[Website and app data records]
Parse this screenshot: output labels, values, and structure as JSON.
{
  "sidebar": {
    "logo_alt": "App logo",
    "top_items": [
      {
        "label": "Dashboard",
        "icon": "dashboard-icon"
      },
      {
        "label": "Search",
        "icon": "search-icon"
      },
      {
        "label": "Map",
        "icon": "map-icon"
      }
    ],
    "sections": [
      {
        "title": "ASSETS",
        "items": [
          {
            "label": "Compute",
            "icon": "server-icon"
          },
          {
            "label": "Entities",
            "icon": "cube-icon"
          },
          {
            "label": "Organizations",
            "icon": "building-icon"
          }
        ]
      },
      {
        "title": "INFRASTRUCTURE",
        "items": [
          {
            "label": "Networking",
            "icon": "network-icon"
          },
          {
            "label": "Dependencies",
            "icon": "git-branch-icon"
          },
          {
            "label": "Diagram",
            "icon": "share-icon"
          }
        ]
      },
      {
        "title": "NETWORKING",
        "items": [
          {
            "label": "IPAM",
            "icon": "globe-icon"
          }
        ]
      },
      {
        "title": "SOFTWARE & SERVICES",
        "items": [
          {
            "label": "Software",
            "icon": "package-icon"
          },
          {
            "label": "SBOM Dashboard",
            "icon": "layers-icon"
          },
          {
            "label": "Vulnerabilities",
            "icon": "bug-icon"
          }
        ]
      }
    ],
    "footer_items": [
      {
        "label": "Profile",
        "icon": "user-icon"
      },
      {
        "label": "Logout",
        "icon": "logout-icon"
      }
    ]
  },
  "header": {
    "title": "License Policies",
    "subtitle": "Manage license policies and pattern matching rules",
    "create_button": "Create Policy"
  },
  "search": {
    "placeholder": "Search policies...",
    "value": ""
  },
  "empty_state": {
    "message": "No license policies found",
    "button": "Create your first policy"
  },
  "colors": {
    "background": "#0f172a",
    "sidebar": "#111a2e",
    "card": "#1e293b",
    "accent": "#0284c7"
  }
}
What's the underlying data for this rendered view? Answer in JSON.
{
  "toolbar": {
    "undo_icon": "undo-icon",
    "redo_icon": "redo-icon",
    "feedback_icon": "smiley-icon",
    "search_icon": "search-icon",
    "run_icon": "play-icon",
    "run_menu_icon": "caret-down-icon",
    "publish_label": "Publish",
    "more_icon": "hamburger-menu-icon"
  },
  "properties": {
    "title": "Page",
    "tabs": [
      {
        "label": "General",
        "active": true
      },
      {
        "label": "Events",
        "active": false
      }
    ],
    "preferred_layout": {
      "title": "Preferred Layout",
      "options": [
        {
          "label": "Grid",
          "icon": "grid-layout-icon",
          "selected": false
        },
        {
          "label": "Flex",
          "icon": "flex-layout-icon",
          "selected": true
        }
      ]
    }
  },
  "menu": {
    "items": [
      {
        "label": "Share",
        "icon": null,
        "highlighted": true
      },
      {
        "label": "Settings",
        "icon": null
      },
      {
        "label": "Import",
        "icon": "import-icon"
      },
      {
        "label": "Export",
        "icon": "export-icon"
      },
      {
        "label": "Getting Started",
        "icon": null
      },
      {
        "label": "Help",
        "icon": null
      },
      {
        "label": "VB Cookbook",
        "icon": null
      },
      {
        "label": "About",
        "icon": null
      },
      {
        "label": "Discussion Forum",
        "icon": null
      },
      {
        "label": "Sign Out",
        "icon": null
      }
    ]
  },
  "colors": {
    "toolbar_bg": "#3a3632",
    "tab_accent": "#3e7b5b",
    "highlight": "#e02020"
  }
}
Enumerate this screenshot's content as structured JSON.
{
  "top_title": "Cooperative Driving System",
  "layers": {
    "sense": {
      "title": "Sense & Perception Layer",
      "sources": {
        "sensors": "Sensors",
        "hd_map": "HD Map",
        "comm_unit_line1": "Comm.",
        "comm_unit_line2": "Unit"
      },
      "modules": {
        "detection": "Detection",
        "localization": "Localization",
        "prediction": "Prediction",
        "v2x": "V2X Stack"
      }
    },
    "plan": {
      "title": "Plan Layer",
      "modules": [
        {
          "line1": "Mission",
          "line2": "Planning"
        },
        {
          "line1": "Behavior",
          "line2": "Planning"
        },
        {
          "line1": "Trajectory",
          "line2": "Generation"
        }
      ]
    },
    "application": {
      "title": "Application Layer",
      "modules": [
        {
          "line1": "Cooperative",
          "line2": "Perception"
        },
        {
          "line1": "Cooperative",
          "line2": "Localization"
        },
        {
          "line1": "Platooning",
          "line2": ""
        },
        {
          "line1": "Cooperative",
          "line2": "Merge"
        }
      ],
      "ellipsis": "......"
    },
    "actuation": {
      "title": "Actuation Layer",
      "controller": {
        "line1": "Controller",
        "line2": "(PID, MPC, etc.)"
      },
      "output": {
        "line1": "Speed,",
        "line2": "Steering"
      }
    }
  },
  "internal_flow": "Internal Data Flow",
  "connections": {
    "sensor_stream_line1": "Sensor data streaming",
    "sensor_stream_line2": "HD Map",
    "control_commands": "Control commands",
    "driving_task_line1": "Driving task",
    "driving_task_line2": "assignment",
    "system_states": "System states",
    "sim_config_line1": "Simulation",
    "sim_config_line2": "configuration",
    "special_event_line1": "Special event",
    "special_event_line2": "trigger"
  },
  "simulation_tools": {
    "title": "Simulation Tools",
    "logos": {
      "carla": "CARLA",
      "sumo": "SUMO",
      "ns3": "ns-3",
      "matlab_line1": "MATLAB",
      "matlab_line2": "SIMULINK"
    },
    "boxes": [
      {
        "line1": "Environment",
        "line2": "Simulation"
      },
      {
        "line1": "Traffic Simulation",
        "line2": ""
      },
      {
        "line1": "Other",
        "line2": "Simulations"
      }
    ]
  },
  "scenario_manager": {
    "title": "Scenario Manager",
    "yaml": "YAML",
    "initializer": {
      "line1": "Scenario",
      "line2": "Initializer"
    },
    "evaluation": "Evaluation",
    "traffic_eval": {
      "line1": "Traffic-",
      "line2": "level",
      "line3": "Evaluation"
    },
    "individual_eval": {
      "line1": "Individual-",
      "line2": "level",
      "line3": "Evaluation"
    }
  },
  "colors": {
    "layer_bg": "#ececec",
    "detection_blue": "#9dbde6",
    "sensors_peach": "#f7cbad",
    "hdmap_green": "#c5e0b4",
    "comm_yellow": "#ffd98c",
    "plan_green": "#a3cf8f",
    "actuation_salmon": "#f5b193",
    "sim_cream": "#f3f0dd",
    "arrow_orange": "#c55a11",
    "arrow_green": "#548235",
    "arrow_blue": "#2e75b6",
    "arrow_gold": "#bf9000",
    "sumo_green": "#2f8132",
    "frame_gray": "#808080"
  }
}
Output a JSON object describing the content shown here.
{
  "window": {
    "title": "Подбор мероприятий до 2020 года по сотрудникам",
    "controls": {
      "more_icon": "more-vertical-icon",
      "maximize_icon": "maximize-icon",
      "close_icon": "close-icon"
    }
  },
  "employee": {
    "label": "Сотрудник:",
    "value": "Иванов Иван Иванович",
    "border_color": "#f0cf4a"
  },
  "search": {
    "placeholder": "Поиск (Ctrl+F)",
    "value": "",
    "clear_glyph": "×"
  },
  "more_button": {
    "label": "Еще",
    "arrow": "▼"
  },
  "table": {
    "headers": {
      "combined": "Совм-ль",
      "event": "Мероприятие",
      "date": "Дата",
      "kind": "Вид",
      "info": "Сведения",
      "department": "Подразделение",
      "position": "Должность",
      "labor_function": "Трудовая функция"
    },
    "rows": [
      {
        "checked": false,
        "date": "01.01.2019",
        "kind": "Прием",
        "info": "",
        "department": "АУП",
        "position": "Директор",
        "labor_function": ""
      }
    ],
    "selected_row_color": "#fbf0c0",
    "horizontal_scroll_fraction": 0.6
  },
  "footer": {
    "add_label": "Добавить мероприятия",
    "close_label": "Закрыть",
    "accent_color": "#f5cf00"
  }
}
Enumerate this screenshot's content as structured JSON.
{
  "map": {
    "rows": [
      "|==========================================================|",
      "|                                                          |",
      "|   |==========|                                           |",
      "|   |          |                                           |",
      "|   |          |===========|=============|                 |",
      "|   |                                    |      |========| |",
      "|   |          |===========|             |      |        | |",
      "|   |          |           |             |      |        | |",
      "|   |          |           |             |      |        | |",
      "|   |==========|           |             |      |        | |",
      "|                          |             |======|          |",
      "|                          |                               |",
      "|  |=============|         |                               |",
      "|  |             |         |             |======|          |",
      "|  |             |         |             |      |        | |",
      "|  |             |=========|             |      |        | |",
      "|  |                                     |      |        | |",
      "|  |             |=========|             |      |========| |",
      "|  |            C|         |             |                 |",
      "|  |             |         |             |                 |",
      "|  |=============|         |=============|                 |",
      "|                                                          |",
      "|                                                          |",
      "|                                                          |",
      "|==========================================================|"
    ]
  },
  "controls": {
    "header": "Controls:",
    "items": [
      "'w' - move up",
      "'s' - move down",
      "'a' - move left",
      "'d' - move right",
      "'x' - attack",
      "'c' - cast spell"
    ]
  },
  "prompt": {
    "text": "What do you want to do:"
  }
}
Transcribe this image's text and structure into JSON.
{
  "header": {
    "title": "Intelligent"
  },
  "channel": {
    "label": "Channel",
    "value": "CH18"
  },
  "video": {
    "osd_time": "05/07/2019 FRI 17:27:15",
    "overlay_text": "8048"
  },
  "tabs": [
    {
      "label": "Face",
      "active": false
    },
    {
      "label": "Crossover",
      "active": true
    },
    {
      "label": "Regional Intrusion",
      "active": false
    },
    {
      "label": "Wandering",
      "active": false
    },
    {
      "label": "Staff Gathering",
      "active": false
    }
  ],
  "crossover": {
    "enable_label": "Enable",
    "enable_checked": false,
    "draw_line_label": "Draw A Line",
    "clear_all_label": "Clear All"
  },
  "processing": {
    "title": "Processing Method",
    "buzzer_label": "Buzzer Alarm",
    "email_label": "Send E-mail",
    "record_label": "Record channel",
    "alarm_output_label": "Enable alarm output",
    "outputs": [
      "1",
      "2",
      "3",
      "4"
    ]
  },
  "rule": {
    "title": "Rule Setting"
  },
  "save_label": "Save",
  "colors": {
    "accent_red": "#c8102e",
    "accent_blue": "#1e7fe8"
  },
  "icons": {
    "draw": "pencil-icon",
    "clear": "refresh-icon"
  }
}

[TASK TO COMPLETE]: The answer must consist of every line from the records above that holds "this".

[YOUR RESPONSE]:
Parse this screenshot: output labels, values, and structure as JSON.
What's the underlying data for this rendered view? Answer in JSON.
Enumerate this screenshot's content as structured JSON.
Enumerate this screenshot's content as structured JSON.
Transcribe this image's text and structure into JSON.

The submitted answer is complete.